Could you print every record below exactly as it appears?

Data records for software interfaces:
Start of Block
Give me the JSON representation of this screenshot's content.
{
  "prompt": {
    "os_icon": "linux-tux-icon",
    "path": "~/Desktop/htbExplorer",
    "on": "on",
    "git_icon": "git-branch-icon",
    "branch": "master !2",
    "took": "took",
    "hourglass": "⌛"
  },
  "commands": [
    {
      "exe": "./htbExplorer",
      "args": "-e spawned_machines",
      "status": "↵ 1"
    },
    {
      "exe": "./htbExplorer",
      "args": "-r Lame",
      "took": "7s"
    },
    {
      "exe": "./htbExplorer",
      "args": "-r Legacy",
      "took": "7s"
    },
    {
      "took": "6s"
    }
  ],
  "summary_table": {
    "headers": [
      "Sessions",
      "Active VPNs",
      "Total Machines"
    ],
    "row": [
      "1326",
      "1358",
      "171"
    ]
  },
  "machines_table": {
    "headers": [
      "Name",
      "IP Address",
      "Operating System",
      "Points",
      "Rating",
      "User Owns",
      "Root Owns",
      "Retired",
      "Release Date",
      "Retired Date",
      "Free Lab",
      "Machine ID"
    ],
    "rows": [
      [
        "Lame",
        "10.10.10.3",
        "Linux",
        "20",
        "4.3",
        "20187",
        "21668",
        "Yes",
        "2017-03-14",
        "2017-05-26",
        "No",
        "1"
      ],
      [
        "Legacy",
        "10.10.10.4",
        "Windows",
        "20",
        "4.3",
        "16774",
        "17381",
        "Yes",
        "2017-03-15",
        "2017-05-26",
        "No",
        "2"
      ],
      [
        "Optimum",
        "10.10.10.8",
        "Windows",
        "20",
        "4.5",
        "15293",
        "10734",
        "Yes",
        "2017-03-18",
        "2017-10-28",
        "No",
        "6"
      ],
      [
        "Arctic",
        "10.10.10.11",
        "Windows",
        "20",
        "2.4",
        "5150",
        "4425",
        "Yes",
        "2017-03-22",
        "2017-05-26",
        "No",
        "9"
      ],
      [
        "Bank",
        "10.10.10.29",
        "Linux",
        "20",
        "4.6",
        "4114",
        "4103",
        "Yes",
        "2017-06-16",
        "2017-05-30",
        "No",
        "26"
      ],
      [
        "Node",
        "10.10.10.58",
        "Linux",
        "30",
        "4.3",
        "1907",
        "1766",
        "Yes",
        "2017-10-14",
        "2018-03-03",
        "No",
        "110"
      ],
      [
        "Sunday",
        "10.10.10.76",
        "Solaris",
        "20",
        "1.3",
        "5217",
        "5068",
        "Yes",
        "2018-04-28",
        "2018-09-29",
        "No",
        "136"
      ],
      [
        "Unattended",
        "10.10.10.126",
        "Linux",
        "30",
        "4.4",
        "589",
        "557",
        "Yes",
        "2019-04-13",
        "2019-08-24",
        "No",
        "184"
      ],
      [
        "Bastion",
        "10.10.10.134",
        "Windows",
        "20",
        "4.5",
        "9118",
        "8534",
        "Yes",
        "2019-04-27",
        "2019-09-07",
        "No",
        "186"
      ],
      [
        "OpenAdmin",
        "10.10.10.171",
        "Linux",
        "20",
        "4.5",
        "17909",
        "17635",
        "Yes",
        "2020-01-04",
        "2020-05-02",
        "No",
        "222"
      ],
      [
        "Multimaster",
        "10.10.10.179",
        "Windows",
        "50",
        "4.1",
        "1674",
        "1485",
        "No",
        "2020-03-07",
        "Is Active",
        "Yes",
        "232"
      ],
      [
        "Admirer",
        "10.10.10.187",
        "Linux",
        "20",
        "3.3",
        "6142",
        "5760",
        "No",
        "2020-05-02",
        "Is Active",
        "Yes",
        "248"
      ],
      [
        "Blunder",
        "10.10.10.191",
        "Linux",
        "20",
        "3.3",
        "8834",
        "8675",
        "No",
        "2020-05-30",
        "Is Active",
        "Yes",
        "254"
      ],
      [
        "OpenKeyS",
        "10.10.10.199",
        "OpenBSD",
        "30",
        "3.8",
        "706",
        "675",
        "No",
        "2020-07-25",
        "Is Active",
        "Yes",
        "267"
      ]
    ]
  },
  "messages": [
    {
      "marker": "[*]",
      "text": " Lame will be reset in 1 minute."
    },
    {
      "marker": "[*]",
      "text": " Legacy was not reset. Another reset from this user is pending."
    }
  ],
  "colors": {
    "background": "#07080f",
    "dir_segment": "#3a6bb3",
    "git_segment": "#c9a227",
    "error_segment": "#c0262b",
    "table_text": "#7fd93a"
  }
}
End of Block
Response:
Give me the JSON representation of this screenshot's content.
{
  "prompt": {
    "os_icon": "linux-tux-icon",
    "path": "~/Desktop/htbExplorer",
    "on": "on",
    "git_icon": "git-branch-icon",
    "branch": "master !2",
    "took": "took",
    "hourglass": "⌛"
  },
  "commands": [
    {
      "exe": "./htbExplorer",
      "args": "-e spawned_machines",
      "status": "↵ 1"
    },
    {
      "exe": "./htbExplorer",
      "args": "-r Lame",
      "took": "7s"
    },
    {
      "exe": "./htbExplorer",
      "args": "-r Legacy",
      "took": "7s"
    },
    {
      "took": "6s"
    }
  ],
  "summary_table": {
    "headers": [
      "Sessions",
      "Active VPNs",
      "Total Machines"
    ],
    "row": [
      "1326",
      "1358",
      "171"
    ]
  },
  "machines_table": {
    "headers": [
      "Name",
      "IP Address",
      "Operating System",
      "Points",
      "Rating",
      "User Owns",
      "Root Owns",
      "Retired",
      "Release Date",
      "Retired Date",
      "Free Lab",
      "Machine ID"
    ],
    "rows": [
      [
        "Lame",
        "10.10.10.3",
        "Linux",
        "20",
        "4.3",
        "20187",
        "21668",
        "Yes",
        "2017-03-14",
        "2017-05-26",
        "No",
        "1"
      ],
      [
        "Legacy",
        "10.10.10.4",
        "Windows",
        "20",
        "4.3",
        "16774",
        "17381",
        "Yes",
        "2017-03-15",
        "2017-05-26",
        "No",
        "2"
      ],
      [
        "Optimum",
        "10.10.10.8",
        "Windows",
        "20",
        "4.5",
        "15293",
        "10734",
        "Yes",
        "2017-03-18",
        "2017-10-28",
        "No",
        "6"
      ],
      [
        "Arctic",
        "10.10.10.11",
        "Windows",
        "20",
        "2.4",
        "5150",
        "4425",
        "Yes",
        "2017-03-22",
        "2017-05-26",
        "No",
        "9"
      ],
      [
        "Bank",
        "10.10.10.29",
        "Linux",
        "20",
        "4.6",
        "4114",
        "4103",
        "Yes",
        "2017-06-16",
        "2017-05-30",
        "No",
        "26"
      ],
      [
        "Node",
        "10.10.10.58",
        "Linux",
        "30",
        "4.3",
        "1907",
        "1766",
        "Yes",
        "2017-10-14",
        "2018-03-03",
        "No",
        "110"
      ],
      [
        "Sunday",
        "10.10.10.76",
        "Solaris",
        "20",
        "1.3",
        "5217",
        "5068",
        "Yes",
        "2018-04-28",
        "2018-09-29",
        "No",
        "136"
      ],
      [
        "Unattended",
        "10.10.10.126",
        "Linux",
        "30",
        "4.4",
        "589",
        "557",
        "Yes",
        "2019-04-13",
        "2019-08-24",
        "No",
        "184"
      ],
      [
        "Bastion",
        "10.10.10.134",
        "Windows",
        "20",
        "4.5",
        "9118",
        "8534",
        "Yes",
        "2019-04-27",
        "2019-09-07",
        "No",
        "186"
      ],
      [
        "OpenAdmin",
        "10.10.10.171",
        "Linux",
        "20",
        "4.5",
        "17909",
        "17635",
        "Yes",
        "2020-01-04",
        "2020-05-02",
        "No",
        "222"
      ],
      [
        "Multimaster",
        "10.10.10.179",
        "Windows",
        "50",
        "4.1",
        "1674",
        "1485",
        "No",
        "2020-03-07",
        "Is Active",
        "Yes",
        "232"
      ],
      [
        "Admirer",
        "10.10.10.187",
        "Linux",
        "20",
        "3.3",
        "6142",
        "5760",
        "No",
        "2020-05-02",
        "Is Active",
        "Yes",
        "248"
      ],
      [
        "Blunder",
        "10.10.10.191",
        "Linux",
        "20",
        "3.3",
        "8834",
        "8675",
        "No",
        "2020-05-30",
        "Is Active",
        "Yes",
        "254"
      ],
      [
        "OpenKeyS",
        "10.10.10.199",
        "OpenBSD",
        "30",
        "3.8",
        "706",
        "675",
        "No",
        "2020-07-25",
        "Is Active",
        "Yes",
        "267"
      ]
    ]
  },
  "messages": [
    {
      "marker": "[*]",
      "text": " Lame will be reset in 1 minute."
    },
    {
      "marker": "[*]",
      "text": " Legacy was not reset. Another reset from this user is pending."
    }
  ],
  "colors": {
    "background": "#07080f",
    "dir_segment": "#3a6bb3",
    "git_segment": "#c9a227",
    "error_segment": "#c0262b",
    "table_text": "#7fd93a"
  }
}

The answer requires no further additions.